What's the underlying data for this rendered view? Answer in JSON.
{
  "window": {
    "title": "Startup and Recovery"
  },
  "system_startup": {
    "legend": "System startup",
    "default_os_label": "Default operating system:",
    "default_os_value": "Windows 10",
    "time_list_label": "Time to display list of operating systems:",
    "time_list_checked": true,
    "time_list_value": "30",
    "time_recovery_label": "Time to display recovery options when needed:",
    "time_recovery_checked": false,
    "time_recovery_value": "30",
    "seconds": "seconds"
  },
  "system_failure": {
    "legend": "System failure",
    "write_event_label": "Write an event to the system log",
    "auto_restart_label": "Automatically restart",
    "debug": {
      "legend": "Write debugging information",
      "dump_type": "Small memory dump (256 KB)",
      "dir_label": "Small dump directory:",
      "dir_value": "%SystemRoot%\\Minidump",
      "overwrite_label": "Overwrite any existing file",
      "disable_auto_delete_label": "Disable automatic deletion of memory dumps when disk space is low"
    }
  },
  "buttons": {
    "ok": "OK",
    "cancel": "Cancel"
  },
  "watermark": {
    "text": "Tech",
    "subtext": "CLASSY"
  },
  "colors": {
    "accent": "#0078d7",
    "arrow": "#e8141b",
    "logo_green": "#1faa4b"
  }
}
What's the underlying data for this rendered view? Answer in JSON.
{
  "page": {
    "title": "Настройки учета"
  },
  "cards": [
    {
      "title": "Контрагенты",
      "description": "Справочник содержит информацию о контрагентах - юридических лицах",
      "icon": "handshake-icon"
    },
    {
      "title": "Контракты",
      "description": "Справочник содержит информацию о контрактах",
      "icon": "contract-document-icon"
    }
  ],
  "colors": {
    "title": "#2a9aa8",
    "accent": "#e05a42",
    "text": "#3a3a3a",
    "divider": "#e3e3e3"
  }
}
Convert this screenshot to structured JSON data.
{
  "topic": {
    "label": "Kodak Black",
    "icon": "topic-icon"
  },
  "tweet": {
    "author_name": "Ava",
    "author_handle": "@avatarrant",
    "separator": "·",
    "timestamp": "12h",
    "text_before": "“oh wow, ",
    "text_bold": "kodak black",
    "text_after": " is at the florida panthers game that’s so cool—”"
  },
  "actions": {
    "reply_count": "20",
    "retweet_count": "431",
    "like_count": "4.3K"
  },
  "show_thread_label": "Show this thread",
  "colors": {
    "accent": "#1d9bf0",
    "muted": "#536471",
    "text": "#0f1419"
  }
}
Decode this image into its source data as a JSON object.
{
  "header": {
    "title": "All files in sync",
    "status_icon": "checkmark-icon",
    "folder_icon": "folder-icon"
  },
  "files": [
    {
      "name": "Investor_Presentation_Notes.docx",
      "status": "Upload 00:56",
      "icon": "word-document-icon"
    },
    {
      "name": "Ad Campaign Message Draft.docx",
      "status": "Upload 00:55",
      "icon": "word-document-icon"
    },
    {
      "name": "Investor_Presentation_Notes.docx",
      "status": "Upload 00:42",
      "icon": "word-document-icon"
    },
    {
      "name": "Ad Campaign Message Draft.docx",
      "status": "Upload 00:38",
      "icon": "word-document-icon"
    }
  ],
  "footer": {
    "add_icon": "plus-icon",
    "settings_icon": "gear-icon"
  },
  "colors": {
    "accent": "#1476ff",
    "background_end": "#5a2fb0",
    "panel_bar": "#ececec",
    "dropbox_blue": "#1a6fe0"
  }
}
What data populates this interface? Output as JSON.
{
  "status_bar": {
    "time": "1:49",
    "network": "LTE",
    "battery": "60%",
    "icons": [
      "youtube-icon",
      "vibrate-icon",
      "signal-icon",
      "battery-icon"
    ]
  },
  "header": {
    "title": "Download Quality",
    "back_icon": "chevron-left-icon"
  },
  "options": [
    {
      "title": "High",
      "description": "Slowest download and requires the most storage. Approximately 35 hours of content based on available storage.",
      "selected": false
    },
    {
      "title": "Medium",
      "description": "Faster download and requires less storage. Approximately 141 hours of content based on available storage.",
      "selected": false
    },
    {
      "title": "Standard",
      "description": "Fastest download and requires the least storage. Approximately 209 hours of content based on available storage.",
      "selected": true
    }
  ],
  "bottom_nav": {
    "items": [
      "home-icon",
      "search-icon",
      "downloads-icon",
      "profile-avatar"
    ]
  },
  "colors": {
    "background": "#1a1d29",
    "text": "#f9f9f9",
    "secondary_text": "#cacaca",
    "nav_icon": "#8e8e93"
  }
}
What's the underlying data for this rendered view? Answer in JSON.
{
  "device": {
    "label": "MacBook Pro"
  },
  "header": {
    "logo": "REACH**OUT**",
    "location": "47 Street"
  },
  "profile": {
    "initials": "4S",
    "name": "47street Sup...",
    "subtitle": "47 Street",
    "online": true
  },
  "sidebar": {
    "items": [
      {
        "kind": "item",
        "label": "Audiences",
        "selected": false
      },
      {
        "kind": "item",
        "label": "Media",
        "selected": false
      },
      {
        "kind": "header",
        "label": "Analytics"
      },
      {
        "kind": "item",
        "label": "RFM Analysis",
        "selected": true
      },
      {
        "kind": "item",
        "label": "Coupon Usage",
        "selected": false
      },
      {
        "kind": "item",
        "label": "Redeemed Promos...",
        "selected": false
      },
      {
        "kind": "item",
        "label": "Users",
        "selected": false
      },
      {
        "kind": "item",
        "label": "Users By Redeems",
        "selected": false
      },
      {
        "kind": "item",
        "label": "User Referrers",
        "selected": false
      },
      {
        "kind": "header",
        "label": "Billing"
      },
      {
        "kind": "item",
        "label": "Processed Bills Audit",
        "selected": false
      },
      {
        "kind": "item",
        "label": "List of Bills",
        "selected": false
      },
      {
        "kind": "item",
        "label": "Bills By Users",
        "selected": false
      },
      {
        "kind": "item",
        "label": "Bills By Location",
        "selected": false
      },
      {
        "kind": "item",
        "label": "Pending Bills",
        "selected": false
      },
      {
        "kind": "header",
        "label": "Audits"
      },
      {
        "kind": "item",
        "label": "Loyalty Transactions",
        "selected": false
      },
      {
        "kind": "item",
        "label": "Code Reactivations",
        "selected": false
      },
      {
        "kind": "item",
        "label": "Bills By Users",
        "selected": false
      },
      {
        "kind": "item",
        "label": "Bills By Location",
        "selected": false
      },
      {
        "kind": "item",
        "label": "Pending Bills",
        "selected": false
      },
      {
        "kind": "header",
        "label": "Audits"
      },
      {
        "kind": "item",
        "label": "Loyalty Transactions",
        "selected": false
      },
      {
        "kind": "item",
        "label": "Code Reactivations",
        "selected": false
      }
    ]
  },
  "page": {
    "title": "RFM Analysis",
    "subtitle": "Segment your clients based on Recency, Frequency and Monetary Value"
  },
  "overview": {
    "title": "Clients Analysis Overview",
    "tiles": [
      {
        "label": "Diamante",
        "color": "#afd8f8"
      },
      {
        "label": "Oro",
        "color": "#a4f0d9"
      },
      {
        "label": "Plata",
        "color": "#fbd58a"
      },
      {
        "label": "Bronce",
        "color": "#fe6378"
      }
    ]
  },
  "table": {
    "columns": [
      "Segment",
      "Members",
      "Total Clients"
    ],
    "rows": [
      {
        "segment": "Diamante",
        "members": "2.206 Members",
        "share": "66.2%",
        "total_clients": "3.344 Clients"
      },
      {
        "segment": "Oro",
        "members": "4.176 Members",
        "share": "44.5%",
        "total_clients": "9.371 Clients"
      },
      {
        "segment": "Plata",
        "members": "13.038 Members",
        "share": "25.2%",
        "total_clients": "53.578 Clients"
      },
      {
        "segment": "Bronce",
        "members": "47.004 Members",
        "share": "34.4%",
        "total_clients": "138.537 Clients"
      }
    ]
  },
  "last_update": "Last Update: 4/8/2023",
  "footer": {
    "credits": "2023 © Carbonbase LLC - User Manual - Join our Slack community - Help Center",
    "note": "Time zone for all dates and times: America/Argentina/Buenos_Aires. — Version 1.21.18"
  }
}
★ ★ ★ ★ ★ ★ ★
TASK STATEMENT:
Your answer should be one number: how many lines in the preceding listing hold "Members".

YOUR RESPONSE:
5